* College Football News has Ohio State ranked No. 1 and, after debunking the silly notion that the Buckeyes lack athleticism with the cogent point that the team annually sends scads of players to the N.F.L., the site explains that the former "national punching bag . . . will be good enough to get another shot with almost everyone of note returning." To those who would "let out a collective groan at the thought of OSU in another national title game," College Football News offered the reminder that, "with all the returning talent, this really should be 2008’s best team."

* Matt Hayes vaulted the Buckeyes from seventh to second after spring practice, stating his case plainly:

Deal with it, people:

Ohio State is in the thick of the national title picture -- again. The Buckeyes replace four starters from last fall -- none at critical spots. The addition of uber-recruit QB Terrelle Pryor will give the offense balance, but more impressive is the attitude with which this team went back to work after a second-straight embarrassing loss in the national title game. The reality is this: No other team would've beaten Florida or LSU. The Bucks were the poor saps on the other sideline caught in the tidal wave of two teams with second chances and something to prove.

Of the five sets of rankings released already, two have Ohio State ranked No. 1 and none have the Buckeyes ranked lower than third. O.S.U.’s composite score of 121 narrowly trails that of consensus No. 1 Georgia (123) and well outpaces those of No. 3 Oklahoma (112) and No. 4 U.S.C. (111).

The Buckeyes, it should be noted, face that fourth-ranked Trojan club in Los Angeles on September 13, as well as running up against No. 10 Wisconsin in Madison on October 4, No. 17 Illinois in Champaign on November 15, No. 21 Penn State in Columbus on October 25, and No. 23 Michigan State in East Lansing on October 18.

I’m sorry, but I ain’t buying this "Buckeye backlash" business.

Ohio State, which boasts one of the most storied programs in the history of the sport, has attended three of the last six designated national championship games and has appeared in B.C.S. bowl games five times in the last half-dozen seasons. Everyone agrees that the Buckeyes are one of the two or three best teams in college football right now, and influential voices argue that they ought to be ranked No. 1.

The Buckeyes’ daunting slate includes the autumn’s marquee out-of-conference match-up and five games against teams in the consensus preseason top 25, four of which will be played on the road. If Ohio State goes unbeaten, they’re in the national championship game, no matter how many other teams finish with unblemished records; if the Buckeyes drop one along the way, they’ll still get in ahead of several other once-beaten teams, and probably ahead of an unbeaten A.C.C. or Big East champion.

If the preseason polls are at all accurate---and, after last year, heck, we could be in for a bland, predictable, uneventful year in 2008---it all ought to come out in the wash: No. 1 Georgia, No. 6 Florida, and No. 7 Louisiana State square off with one another in an S.E.C. round-robin; No. 2 Ohio State and No. 4 Southern California meet early in the year; and No. 3 Oklahoma, No. 8 Texas, and No. 12 Texas Tech will battle for the Big 12 South crown, with the winner to meet the victor of the showdown between No. 5 Missouri and No. 11 Kansas in the conference championship game.
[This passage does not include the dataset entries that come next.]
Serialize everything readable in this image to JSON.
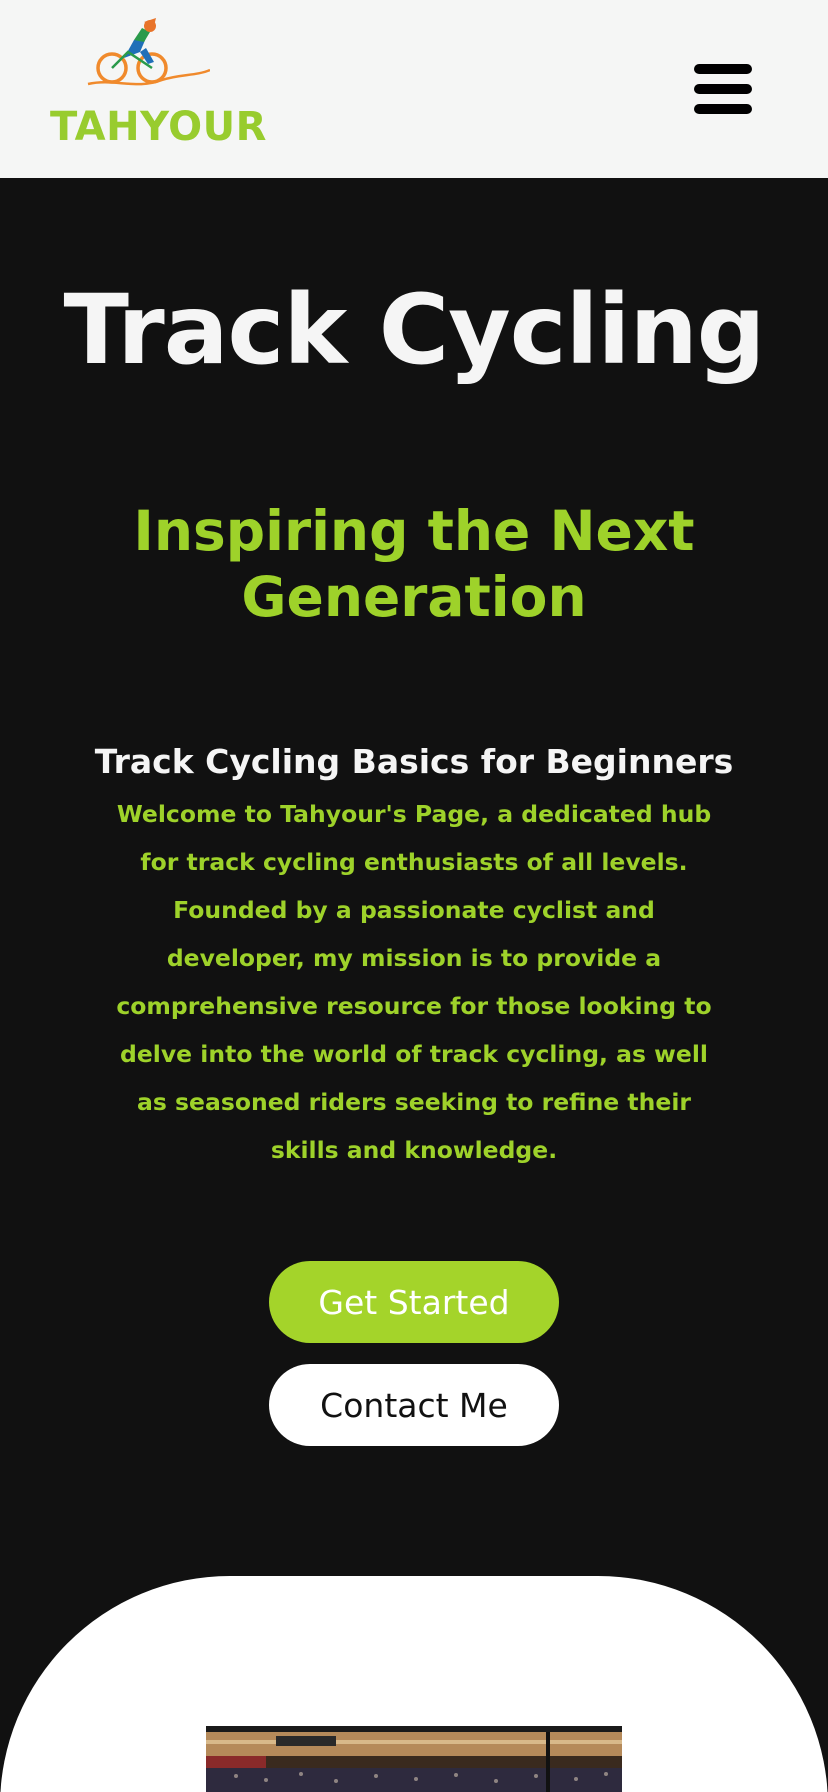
{
  "header": {
    "brand": "TAHYOUR",
    "logo_icon": "cyclist-logo-icon",
    "menu_icon": "hamburger-menu-icon"
  },
  "hero": {
    "title": "Track Cycling",
    "subtitle": "Inspiring the Next Generation"
  },
  "intro": {
    "heading": "Track Cycling Basics for Beginners",
    "body": "Welcome to Tahyour's Page, a dedicated hub for track cycling enthusiasts of all levels. Founded by a passionate cyclist and developer, my mission is to provide a comprehensive resource for those looking to delve into the world of track cycling, as well as seasoned riders seeking to refine their skills and knowledge."
  },
  "actions": {
    "get_started": "Get Started",
    "contact": "Contact Me"
  },
  "colors": {
    "accent": "#9ed22a",
    "background": "#111111",
    "header_bg": "#f5f6f5"
  }
}
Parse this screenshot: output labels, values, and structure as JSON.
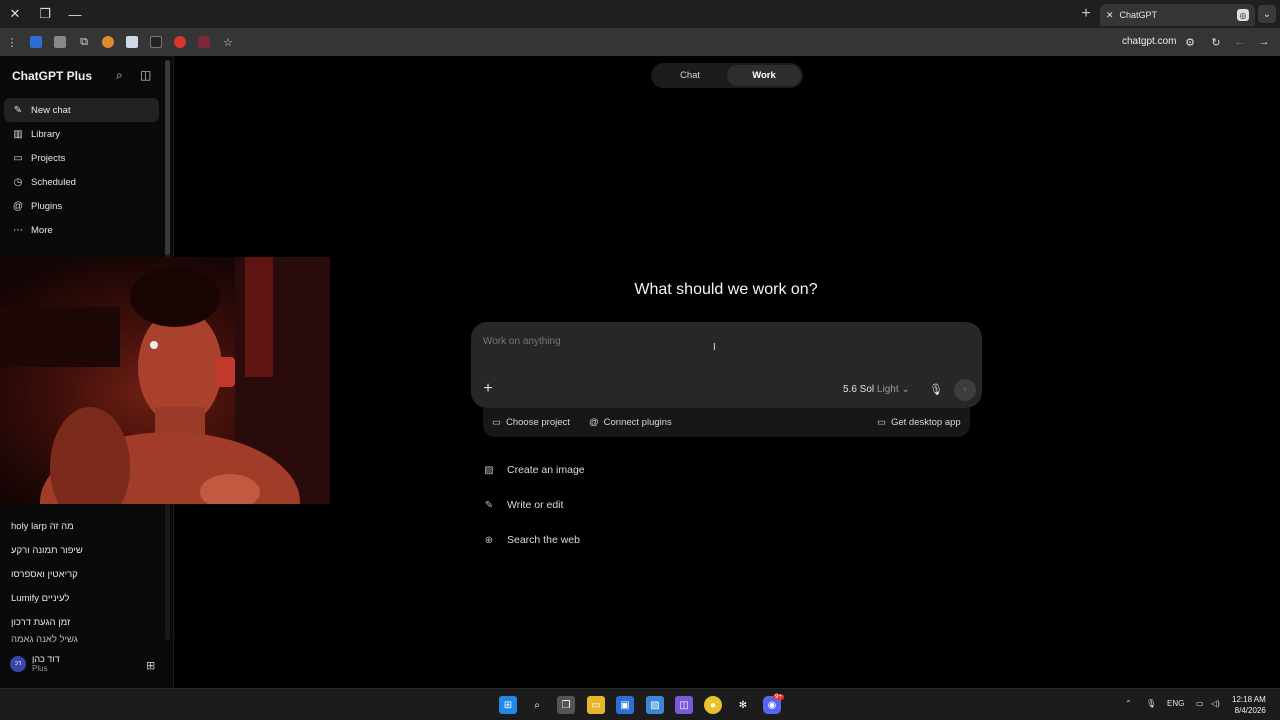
{
  "browser": {
    "tab_title": "ChatGPT",
    "url": "chatgpt.com"
  },
  "sidebar": {
    "brand": "ChatGPT Plus",
    "items": [
      {
        "label": "New chat",
        "icon": "edit-icon"
      },
      {
        "label": "Library",
        "icon": "library-icon"
      },
      {
        "label": "Projects",
        "icon": "folder-icon"
      },
      {
        "label": "Scheduled",
        "icon": "clock-icon"
      },
      {
        "label": "Plugins",
        "icon": "at-icon"
      },
      {
        "label": "More",
        "icon": "more-icon"
      }
    ],
    "history": [
      "holy larp מה זה",
      "שיפור תמונה ורקע",
      "קריאטין ואספרסו",
      "Lumify לעיניים",
      "זמן הגעת דרכון",
      "גשיל לאנה גאמה"
    ],
    "user": {
      "name": "דוד כהן",
      "initials": "דכ",
      "plan": "Plus"
    }
  },
  "main": {
    "modes": [
      "Chat",
      "Work"
    ],
    "active_mode": "Work",
    "headline": "What should we work on?",
    "composer": {
      "placeholder": "Work on anything",
      "model": "5.6 Sol",
      "model_variant": "Light"
    },
    "subbar": {
      "choose_project": "Choose project",
      "connect_plugins": "Connect plugins",
      "desktop_app": "Get desktop app"
    },
    "suggestions": [
      "Create an image",
      "Write or edit",
      "Search the web"
    ]
  },
  "taskbar": {
    "lang": "ENG",
    "time": "12:18 AM",
    "date": "8/4/2026",
    "discord_badge": "9+"
  },
  "colors": {
    "background": "#000000",
    "sidebar": "#0a0a0a",
    "composer": "#272727",
    "accent_avatar": "#3b47a8"
  }
}
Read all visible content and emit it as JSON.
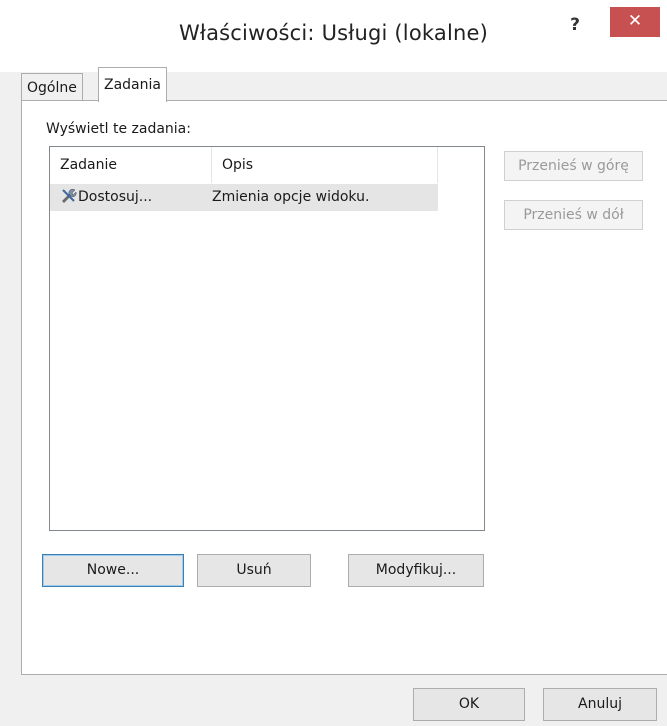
{
  "window": {
    "title": "Właściwości: Usługi (lokalne)",
    "help_label": "?",
    "close_label": "✕"
  },
  "tabs": [
    {
      "label": "Ogólne",
      "active": false
    },
    {
      "label": "Zadania",
      "active": true
    }
  ],
  "tasks": {
    "section_label": "Wyświetl te zadania:",
    "columns": [
      "Zadanie",
      "Opis"
    ],
    "rows": [
      {
        "name": "Dostosuj...",
        "description": "Zmienia opcje widoku.",
        "icon": "tools-icon"
      }
    ]
  },
  "side_buttons": {
    "move_up": "Przenieś w górę",
    "move_down": "Przenieś w dół"
  },
  "actions": {
    "new": "Nowe...",
    "delete": "Usuń",
    "modify": "Modyfikuj..."
  },
  "footer": {
    "ok": "OK",
    "cancel": "Anuluj"
  },
  "colors": {
    "close_bg": "#c75050",
    "selected_row": "#e5e5e5",
    "primary_border": "#3c7fb1"
  }
}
It seems likely that the process of elimination in selecting the national championship game participants will rely heavily on head-to-head results.

The Buckeyes are a major program in a major conference. Given the toughness of the slate they face, Ohio State will be given every opportunity to earn its way into a third straight national title tilt. What we are witnessing in this oh-woe-is-me hand-wringing by partisans of the No. 2 team in the country is the "backlash to the backlash."

The Buckeyes are one of the three teams whose fans need to learn to cope with being at the top of the food chain. Ohio State is where every team in the country wants to be. The Buckeyes are a perennial source of N.F.L. talent and a constant contender on the national stage. They need to come to grips with the terrible tragedy of being universally recognized as one of the best teams in the land.

Go ‘Dawgs!